“It’s not quite as much of a frenzy as it was, but it’s still a strong market out here,” Grebe said. “You might have a home sold in days instead of just hours, but pretty much anything we put on the market is getting grabbed.”
Grebe said 78% of homes sold in May went for list price or above, and 40% of those sold for at least 26% above list price.
“We’re still getting a ton of all-cash offers, too,” Grebe said.
The Federal Housing Finance Agency price index ranked Knoxville’s housing market seventh in the nation in home price appreciation, behind only Boise City, Idaho, the Tacoma-Lakewood metro in Washington, Phoenix, Wichita, Kansas, and Colorado Springs.
There’s high-paying jobs in the area, too. Established tech companies like Lirio, AUBO Robotics, and SmartRIA have roots in Knoxville, with more companies reportedly on the way.
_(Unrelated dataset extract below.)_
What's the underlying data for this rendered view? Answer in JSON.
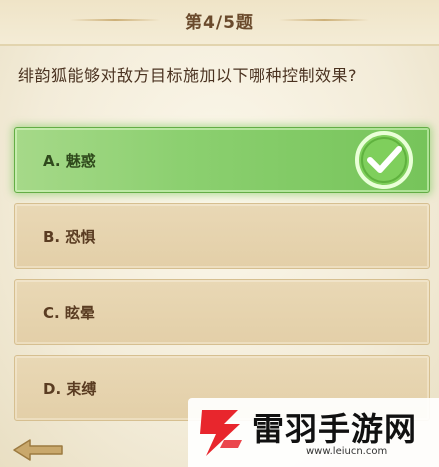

But broker Renee Humme, with Prime Mountain Properties, said the lower property taxes, mountains and surrounding scenery, and low cost of living are the main draws for most of her clients.
“Most of my clients are from out of state wanting to own second homes or investment properties here,” she said. “I’m getting anywhere from three-to-10 offers on each property, and sometimes more. Generally, they go under contract in a day or two.”
Poveda said he usually discourages his buyers from waiving an appraisal — a popular tactic that has popped up during the housing craze of the last 18 months.
“I don’t like it when people waive an appraisal just to get into a home, but what I like to do to win for my buyers is to agree to the home inspection, but we’ll just make it pass or fail,” Poveda said. “We won’t renegotiate with you, and that seems to help buyers a ton.”
On the construction side, builders throughout the country are struggling to keep up with demand, as lumber and building material prices remain high. Production and delivery delays are hindering projects, as well.
HousingWire reported back in March that lumber prices alone more than quadrupled since April 2020, to an astonishing $1,500 per thousand board feet. Today, lumber alone is adding nearly $36,000 to the final price of a new build. New appliances needed for home builds have increased in prices as well — the median price of refrigerators, washing machines, and ovens had increased 10% by the end of 2020, according to the National Association of Homebuilders.
Knoxville-based builders, however, seem optimistic, according to local real estate agents. More than 3,000 residential residential building permits for single-family residences and duplexes were filed in 2020, according to The Market Edge, a real estate research company. Similar numbers are expected in 2021 as more workers receive the COVID-19 vaccine and supply lines speed up.
“We’re definitely seeing a ton of new projects,” Grebe said. “Like most areas of the country, we’ve seen prices go up significantly. It’s difficult for buyers at times, but overall, they are developing land and building on it as quick as they can.”